Use web analytics to better understand your customers and their behavior.

Your website is often the public face of your company that customers and prospects first see. Every time people go to your site, visitors are revealing enormous amounts about who they are: where they go, live and work; what they do; which things or ideas interest them; when they are most open to communication; how they found you. That's why you need to pay attention to website analytics. The data they provide speaks directly to your relationship with customers and prospects, as well as to your strategy, branding and how both are working. You should also track critical information about the website itself: what people look at, how long they're on the site and what browsers they use to get there.

You'll want to be efficient in how you look at web analytics.
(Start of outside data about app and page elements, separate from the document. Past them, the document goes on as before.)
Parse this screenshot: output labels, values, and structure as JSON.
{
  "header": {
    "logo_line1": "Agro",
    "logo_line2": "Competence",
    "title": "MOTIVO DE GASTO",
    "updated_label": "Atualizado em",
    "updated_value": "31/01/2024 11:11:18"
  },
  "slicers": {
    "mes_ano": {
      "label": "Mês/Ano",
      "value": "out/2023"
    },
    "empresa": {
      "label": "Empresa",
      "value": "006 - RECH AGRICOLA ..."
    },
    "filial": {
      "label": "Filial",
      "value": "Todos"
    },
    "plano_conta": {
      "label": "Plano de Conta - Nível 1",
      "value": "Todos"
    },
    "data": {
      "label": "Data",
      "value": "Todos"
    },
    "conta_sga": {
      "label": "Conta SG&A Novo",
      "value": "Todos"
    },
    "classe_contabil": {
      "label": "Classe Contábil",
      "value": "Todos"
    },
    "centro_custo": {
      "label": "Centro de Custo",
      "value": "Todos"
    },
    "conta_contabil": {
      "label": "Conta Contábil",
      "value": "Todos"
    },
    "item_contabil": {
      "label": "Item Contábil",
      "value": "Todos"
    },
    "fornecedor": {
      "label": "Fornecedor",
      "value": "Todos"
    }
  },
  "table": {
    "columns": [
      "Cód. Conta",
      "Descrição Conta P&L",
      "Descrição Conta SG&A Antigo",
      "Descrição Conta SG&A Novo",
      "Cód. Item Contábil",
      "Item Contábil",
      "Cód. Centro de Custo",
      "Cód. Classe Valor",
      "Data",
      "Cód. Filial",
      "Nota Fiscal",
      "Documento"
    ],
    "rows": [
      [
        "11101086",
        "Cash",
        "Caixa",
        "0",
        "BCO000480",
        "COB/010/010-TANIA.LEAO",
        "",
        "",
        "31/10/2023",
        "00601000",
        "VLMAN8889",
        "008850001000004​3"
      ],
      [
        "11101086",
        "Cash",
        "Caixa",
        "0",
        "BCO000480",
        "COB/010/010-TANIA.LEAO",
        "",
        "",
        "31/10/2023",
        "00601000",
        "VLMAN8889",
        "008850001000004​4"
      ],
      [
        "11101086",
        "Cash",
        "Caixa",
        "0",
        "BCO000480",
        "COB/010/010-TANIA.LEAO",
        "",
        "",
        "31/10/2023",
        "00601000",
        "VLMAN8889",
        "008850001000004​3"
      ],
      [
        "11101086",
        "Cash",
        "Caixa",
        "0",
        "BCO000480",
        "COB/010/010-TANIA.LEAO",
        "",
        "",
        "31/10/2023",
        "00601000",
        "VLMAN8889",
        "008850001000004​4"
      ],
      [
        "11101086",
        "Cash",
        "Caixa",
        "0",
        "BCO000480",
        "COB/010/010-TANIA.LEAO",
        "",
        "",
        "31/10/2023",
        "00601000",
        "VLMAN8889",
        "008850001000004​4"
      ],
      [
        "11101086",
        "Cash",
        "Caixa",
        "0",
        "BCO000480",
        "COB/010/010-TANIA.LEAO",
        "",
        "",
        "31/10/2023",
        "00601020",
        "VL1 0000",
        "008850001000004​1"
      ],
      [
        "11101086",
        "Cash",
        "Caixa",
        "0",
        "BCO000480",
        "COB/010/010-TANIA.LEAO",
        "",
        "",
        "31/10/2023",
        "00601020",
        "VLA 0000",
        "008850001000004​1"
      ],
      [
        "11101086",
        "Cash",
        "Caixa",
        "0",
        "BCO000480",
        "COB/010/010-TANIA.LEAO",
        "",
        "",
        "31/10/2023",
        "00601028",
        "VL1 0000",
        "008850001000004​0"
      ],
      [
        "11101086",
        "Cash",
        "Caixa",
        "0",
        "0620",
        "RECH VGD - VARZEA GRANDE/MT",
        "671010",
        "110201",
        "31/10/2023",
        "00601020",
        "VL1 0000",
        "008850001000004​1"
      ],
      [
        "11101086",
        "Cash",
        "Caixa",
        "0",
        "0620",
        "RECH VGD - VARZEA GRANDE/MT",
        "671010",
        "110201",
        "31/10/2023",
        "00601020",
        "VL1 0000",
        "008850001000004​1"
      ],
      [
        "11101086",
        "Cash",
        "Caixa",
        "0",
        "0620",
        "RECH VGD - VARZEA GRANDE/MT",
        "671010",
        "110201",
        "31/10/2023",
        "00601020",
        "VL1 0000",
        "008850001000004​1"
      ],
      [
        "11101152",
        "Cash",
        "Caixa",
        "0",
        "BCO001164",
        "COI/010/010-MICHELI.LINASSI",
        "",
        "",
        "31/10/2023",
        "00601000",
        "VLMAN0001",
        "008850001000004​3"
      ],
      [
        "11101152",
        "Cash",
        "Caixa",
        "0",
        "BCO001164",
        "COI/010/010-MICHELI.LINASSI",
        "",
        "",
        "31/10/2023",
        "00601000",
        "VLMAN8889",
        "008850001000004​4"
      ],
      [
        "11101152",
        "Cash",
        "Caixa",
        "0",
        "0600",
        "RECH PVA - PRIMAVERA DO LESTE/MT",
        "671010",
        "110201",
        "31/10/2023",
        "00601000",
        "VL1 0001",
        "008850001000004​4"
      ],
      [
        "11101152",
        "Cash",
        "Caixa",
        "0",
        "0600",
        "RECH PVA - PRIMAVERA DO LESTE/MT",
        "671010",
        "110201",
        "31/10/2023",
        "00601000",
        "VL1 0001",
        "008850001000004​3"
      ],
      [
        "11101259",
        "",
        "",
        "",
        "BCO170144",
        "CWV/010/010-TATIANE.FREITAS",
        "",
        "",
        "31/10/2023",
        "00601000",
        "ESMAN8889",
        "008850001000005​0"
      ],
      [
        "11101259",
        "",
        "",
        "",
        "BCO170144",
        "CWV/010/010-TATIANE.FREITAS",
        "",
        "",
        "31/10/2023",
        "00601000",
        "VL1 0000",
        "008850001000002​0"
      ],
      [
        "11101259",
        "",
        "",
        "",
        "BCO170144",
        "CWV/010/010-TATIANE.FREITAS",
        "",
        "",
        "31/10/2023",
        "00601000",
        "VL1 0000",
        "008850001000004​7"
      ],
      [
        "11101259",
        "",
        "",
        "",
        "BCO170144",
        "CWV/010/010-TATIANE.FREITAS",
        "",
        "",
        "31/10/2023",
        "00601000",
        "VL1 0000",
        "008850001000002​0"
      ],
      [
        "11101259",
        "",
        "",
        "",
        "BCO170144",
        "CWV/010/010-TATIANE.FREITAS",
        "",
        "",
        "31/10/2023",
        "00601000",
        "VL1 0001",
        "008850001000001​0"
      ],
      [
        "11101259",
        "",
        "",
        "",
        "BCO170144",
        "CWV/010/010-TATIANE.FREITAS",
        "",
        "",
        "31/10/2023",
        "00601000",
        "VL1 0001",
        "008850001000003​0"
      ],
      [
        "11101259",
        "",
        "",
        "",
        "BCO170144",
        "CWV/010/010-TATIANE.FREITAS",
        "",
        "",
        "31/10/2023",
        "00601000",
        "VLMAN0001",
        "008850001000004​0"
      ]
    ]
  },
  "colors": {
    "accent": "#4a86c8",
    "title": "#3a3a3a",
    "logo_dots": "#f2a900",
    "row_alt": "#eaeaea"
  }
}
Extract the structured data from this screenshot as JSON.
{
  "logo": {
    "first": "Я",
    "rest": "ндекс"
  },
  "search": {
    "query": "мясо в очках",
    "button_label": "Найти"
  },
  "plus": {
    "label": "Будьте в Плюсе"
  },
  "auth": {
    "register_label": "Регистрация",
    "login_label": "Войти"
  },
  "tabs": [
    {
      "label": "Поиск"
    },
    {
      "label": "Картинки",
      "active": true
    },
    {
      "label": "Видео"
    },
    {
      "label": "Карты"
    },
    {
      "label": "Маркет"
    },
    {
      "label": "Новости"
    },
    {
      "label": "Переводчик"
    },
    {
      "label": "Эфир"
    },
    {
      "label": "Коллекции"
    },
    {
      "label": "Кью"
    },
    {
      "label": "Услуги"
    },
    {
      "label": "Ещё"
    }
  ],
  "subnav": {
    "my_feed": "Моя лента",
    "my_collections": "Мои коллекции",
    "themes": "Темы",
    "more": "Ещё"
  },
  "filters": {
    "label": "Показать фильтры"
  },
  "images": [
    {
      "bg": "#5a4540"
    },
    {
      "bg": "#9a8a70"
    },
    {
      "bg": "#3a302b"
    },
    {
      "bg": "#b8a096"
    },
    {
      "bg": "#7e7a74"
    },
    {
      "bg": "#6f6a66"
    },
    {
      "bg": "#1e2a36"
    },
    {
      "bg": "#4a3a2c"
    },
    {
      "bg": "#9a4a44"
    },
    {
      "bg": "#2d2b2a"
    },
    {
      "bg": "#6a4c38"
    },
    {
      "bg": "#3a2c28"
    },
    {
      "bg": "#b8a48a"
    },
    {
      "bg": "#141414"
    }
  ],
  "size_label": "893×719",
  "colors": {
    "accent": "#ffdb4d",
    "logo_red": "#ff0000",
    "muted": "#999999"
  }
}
There are so many numbers and analyses that you could devote your time to little or nothing else. Here are some tips for reading website data:

Know What You're Looking For

In their most basic form, website analytics provide data on the following:

  • What parts of your website visitors go to.
  • How long visitors are on the website or in particular parts.
  • How much traffic you get per given time period.
  • The search terms visitors use to find you.
  • How well your e-commerce does.
  • At what point in the purchase process people abandon their orders.
  • A breakdown of new and recurring traffic.
  • The browsers visitors use.
  • What part of the world visitors were in when they came to your site.

What this information tells you depends on what you want to know. Traffic patterns could offer insights into deploying computer resources to best handle customer demand. You might compare these patterns with marketing campaign progress to better understand SEO effectiveness, or better yet, ROI. You could also use data to profile average online visitors and compare them to what you know of customers. Visitor data provides insight into the interests and behavior of potential customers. Alongside other technology such as cookies, you could then see which of these people actually do business with you. This is the power of metadata, or the characteristics, descriptions and measurement of specific information.

Know the Limitations

No data is perfect; conclusions from web analytics can be flawed. What you see is often an approximation with some major inherent errors. For example, knowing how many unique visitors come to your site requires estimations by analytics firms. If someone uses one computer at home, another desktop at work, a laptop, a tablet and a smartphone, chances are that they may be showing up multiple times. Or, conversely, a single home computer may make multiple people in a single household look like one. Analytics depend on IP addresses, but those aren't necessarily tied to a physical location or individual user. An ISP or corporation might channel thousands of users through one external IP address that web analytics will miscount.

There are other potential issues. Errors in tracking code can translate into unreliable basic data like bounce rate, or the percentage of visitors who go to one page and then leave. Talk to your SEO experts, website managers or vendors to understand what else can go wrong. You should still use analytics because even flawed data is superior to no data. However, bigger decisions based on the data require more sophisticated software.

Choose the Right Tools

There are many options for analytics tools, including offerings from Google, Adobe, Quantcast, comScore, Nielsen and others. Some tools are free and some cost money. Although free tools may be helpful at the start, paid tools often provide far more of what you'd like to get.

Don't just rely on what someone on staff or at a consultancy tells you to use. They may have experience with a limited set of tools and likely don't know what others offer. As with any important software, you'll want to understand what various departments need from analytics programs. Create a task force to look at product literature, demos and reviews. Get reference accounts from the vendors and find online user discussion groups to see the actual experience other companies are having. Be sure to ask vendors about the total cost of ownership, how well you can integrate data with other sources, data export and support options, and how the paid packages differ from free ones.


Once you've identified what you want, the context and the best tools to fit your business, gather the information and implement it in your decision-making process. This will involve working with IT, business analysts and the individual business units to determine how to incorporate this new data with existing information. Expect some rough periods at first as you work the bugs out. Over time, track what you learn, compare it to other business metrics and make adjustments as necessary. Data is only a single tool for decision making. It never replaces the decision process.

Have you ever briefed an executive or coworker on analytics data? How did you pick out the relevant information? Let us know by commenting below.

Erik Sherman is an NCMM contributor and author whose work has appeared in such publications as The Wall Street Journal, The New York Times Magazine, Newsweek, the Financial Times, Chief Executive, Inc. and Fortune. He also blogs for CBS MoneyWatch. Sherman has extensive experience in corporate communications consulting and is the author or co-author of 10 books. Follow him on Twitter.